--- START ---

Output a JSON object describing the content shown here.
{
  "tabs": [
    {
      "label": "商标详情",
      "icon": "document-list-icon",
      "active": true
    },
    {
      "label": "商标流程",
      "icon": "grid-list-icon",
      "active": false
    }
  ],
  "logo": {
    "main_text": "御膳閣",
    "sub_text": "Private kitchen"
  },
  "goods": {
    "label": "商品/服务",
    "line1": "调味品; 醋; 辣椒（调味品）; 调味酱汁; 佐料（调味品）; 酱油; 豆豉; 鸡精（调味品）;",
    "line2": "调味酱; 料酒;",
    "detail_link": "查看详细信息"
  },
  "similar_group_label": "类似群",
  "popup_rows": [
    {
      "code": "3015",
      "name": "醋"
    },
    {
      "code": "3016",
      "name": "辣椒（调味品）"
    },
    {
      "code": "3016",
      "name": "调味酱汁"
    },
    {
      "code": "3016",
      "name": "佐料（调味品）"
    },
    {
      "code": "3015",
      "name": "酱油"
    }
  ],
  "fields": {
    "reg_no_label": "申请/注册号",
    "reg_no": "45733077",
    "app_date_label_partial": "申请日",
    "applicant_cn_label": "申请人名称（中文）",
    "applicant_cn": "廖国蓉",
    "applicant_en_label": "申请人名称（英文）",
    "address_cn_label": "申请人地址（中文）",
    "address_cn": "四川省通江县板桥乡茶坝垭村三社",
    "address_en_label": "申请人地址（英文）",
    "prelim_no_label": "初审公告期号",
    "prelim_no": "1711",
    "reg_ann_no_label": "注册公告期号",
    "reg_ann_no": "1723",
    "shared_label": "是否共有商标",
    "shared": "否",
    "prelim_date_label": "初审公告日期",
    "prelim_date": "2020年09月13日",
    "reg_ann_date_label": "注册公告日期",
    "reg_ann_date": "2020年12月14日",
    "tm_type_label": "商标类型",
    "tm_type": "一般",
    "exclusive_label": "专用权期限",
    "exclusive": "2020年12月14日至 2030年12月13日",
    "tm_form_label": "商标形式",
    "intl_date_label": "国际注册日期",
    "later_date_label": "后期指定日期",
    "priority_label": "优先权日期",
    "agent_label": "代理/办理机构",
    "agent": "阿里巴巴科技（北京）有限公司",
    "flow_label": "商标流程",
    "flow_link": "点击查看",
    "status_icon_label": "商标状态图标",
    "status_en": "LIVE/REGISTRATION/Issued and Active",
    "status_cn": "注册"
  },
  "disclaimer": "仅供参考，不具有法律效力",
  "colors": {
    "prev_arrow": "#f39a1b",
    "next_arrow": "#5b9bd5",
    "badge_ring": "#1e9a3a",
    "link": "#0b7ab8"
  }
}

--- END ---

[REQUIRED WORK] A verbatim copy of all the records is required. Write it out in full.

[TASK RESULT]
Output a JSON object describing the content shown here.
{
  "tabs": [
    {
      "label": "商标详情",
      "icon": "document-list-icon",
      "active": true
    },
    {
      "label": "商标流程",
      "icon": "grid-list-icon",
      "active": false
    }
  ],
  "logo": {
    "main_text": "御膳閣",
    "sub_text": "Private kitchen"
  },
  "goods": {
    "label": "商品/服务",
    "line1": "调味品; 醋; 辣椒（调味品）; 调味酱汁; 佐料（调味品）; 酱油; 豆豉; 鸡精（调味品）;",
    "line2": "调味酱; 料酒;",
    "detail_link": "查看详细信息"
  },
  "similar_group_label": "类似群",
  "popup_rows": [
    {
      "code": "3015",
      "name": "醋"
    },
    {
      "code": "3016",
      "name": "辣椒（调味品）"
    },
    {
      "code": "3016",
      "name": "调味酱汁"
    },
    {
      "code": "3016",
      "name": "佐料（调味品）"
    },
    {
      "code": "3015",
      "name": "酱油"
    }
  ],
  "fields": {
    "reg_no_label": "申请/注册号",
    "reg_no": "45733077",
    "app_date_label_partial": "申请日",
    "applicant_cn_label": "申请人名称（中文）",
    "applicant_cn": "廖国蓉",
    "applicant_en_label": "申请人名称（英文）",
    "address_cn_label": "申请人地址（中文）",
    "address_cn": "四川省通江县板桥乡茶坝垭村三社",
    "address_en_label": "申请人地址（英文）",
    "prelim_no_label": "初审公告期号",
    "prelim_no": "1711",
    "reg_ann_no_label": "注册公告期号",
    "reg_ann_no": "1723",
    "shared_label": "是否共有商标",
    "shared": "否",
    "prelim_date_label": "初审公告日期",
    "prelim_date": "2020年09月13日",
    "reg_ann_date_label": "注册公告日期",
    "reg_ann_date": "2020年12月14日",
    "tm_type_label": "商标类型",
    "tm_type": "一般",
    "exclusive_label": "专用权期限",
    "exclusive": "2020年12月14日至 2030年12月13日",
    "tm_form_label": "商标形式",
    "intl_date_label": "国际注册日期",
    "later_date_label": "后期指定日期",
    "priority_label": "优先权日期",
    "agent_label": "代理/办理机构",
    "agent": "阿里巴巴科技（北京）有限公司",
    "flow_label": "商标流程",
    "flow_link": "点击查看",
    "status_icon_label": "商标状态图标",
    "status_en": "LIVE/REGISTRATION/Issued and Active",
    "status_cn": "注册"
  },
  "disclaimer": "仅供参考，不具有法律效力",
  "colors": {
    "prev_arrow": "#f39a1b",
    "next_arrow": "#5b9bd5",
    "badge_ring": "#1e9a3a",
    "link": "#0b7ab8"
  }
}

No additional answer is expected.